■ INSTRUCTIONS FOR THE TASK
Retype each entry verbatim. Do not include the images.

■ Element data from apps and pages
------------------------

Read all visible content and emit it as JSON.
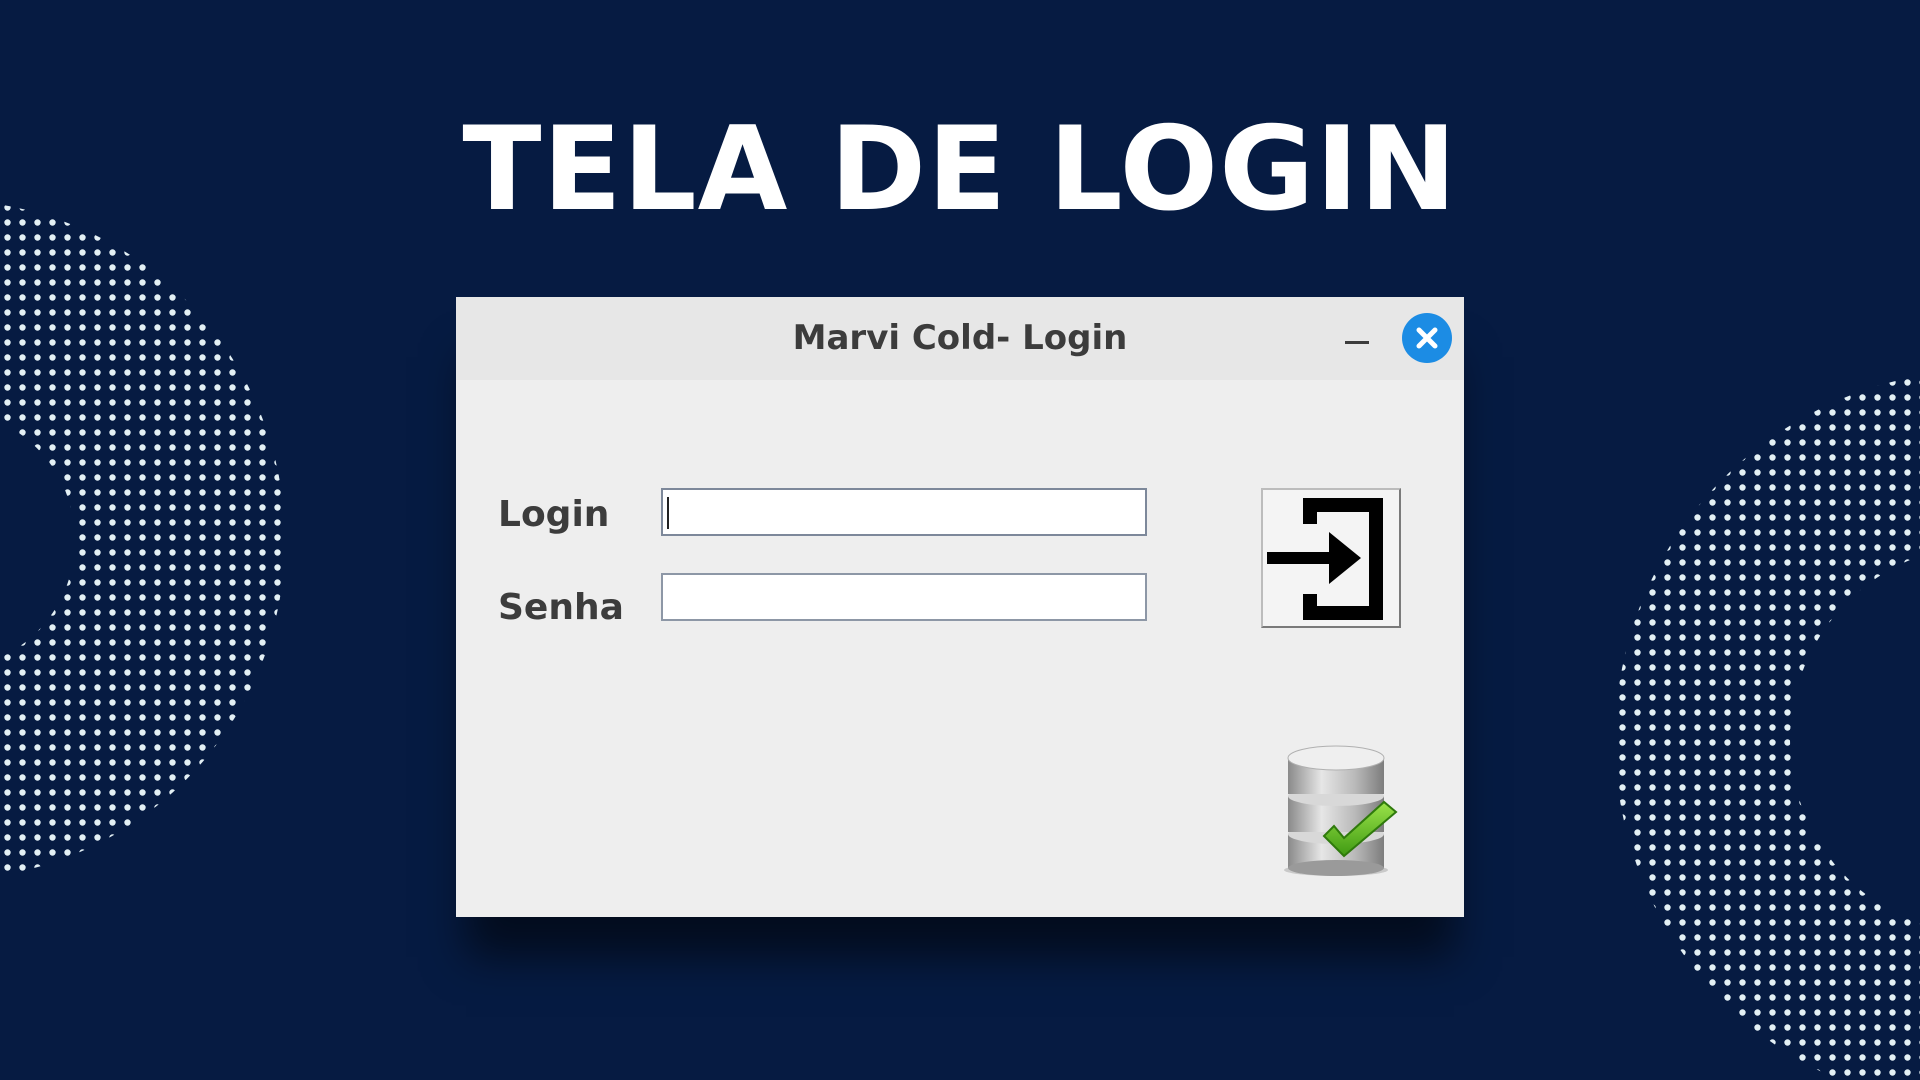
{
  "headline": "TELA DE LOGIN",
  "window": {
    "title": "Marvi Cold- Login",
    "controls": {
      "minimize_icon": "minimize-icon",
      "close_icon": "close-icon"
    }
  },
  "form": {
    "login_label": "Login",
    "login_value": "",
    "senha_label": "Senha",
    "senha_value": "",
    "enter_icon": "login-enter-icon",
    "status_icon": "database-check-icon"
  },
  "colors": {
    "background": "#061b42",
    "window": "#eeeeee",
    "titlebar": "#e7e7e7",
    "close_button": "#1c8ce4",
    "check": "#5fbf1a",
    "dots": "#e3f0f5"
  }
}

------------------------

■ OUTPUT BELOW
Read all visible content and emit it as JSON.
{
  "headline": "TELA DE LOGIN",
  "window": {
    "title": "Marvi Cold- Login",
    "controls": {
      "minimize_icon": "minimize-icon",
      "close_icon": "close-icon"
    }
  },
  "form": {
    "login_label": "Login",
    "login_value": "",
    "senha_label": "Senha",
    "senha_value": "",
    "enter_icon": "login-enter-icon",
    "status_icon": "database-check-icon"
  },
  "colors": {
    "background": "#061b42",
    "window": "#eeeeee",
    "titlebar": "#e7e7e7",
    "close_button": "#1c8ce4",
    "check": "#5fbf1a",
    "dots": "#e3f0f5"
  }
}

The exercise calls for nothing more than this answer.